● **ABOUT THIS TASK**
For every line in the records that has the word "icon", make a copy.

= Beginning of Section =

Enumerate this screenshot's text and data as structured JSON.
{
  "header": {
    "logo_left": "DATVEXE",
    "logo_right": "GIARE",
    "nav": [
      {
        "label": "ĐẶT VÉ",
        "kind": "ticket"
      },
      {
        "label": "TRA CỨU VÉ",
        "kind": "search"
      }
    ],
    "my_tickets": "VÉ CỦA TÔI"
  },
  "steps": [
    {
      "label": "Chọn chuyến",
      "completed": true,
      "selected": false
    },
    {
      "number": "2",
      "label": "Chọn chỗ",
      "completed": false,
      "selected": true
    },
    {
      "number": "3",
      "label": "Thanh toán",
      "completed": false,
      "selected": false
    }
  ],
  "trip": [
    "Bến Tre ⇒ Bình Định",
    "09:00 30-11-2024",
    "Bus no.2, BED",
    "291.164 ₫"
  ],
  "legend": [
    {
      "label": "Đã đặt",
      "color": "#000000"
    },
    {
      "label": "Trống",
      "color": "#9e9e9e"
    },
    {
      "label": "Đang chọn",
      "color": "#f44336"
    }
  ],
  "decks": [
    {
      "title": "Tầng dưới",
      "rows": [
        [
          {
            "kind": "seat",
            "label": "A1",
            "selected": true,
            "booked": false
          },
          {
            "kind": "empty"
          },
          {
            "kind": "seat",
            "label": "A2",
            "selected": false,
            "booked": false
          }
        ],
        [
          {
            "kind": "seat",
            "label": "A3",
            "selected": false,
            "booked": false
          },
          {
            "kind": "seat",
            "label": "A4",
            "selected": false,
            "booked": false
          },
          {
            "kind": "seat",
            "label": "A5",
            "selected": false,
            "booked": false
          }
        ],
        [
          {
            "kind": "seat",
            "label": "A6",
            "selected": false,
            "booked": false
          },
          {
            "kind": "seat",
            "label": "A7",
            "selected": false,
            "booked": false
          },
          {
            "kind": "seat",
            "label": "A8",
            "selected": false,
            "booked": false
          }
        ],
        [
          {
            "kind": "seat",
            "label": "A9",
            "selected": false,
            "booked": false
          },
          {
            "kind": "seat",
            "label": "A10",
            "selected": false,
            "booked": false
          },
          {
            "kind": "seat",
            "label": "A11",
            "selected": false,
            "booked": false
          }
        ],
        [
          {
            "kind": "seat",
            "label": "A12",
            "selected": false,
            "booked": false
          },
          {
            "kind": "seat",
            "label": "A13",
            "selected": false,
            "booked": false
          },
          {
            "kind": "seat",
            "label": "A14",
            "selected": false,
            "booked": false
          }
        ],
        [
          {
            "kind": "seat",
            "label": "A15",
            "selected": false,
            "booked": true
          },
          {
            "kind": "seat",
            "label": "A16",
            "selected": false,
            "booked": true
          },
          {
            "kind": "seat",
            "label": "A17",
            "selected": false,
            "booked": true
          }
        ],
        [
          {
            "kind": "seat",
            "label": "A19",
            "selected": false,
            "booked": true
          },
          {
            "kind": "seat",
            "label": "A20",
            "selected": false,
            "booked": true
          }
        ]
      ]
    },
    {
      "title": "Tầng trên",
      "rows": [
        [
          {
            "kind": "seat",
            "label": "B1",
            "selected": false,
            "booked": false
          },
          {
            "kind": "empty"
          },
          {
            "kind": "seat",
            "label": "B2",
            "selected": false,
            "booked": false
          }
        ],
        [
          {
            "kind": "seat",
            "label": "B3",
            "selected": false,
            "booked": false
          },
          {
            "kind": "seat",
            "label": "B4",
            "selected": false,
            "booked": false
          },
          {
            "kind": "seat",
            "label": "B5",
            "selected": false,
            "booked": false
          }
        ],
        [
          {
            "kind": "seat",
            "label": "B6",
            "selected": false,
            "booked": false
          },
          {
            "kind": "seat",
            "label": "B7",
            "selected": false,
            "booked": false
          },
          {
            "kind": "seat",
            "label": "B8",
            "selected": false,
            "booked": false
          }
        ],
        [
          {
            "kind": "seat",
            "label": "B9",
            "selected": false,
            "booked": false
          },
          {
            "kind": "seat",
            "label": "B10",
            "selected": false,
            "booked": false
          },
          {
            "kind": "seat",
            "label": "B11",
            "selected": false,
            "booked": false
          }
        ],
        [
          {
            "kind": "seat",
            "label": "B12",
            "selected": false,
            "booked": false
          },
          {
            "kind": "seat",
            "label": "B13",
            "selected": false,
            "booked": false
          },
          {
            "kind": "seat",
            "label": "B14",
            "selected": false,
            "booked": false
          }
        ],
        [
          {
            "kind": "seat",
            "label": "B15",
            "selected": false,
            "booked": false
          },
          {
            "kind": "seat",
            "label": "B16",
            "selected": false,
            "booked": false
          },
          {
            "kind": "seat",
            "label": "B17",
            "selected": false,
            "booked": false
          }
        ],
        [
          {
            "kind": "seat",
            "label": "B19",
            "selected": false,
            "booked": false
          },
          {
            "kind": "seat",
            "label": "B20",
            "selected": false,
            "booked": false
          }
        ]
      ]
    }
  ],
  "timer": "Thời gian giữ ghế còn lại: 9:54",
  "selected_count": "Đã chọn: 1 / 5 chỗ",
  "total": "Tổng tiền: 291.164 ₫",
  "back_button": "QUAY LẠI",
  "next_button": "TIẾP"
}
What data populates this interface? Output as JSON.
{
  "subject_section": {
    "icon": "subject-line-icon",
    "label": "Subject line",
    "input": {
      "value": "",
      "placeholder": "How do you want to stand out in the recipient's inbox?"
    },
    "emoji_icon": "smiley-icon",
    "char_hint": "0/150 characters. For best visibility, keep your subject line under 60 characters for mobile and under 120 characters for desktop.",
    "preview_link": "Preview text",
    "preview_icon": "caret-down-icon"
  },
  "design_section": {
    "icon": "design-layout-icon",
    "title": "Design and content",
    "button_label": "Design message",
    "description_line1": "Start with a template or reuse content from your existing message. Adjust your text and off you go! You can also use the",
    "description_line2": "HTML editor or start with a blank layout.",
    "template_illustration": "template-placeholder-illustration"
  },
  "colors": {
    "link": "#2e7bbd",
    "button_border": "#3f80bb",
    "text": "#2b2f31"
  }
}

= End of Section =

● **WRITTEN RESPONSE**
    "icon": "subject-line-icon",
    "emoji_icon": "smiley-icon",
    "preview_icon": "caret-down-icon"
    "icon": "design-layout-icon",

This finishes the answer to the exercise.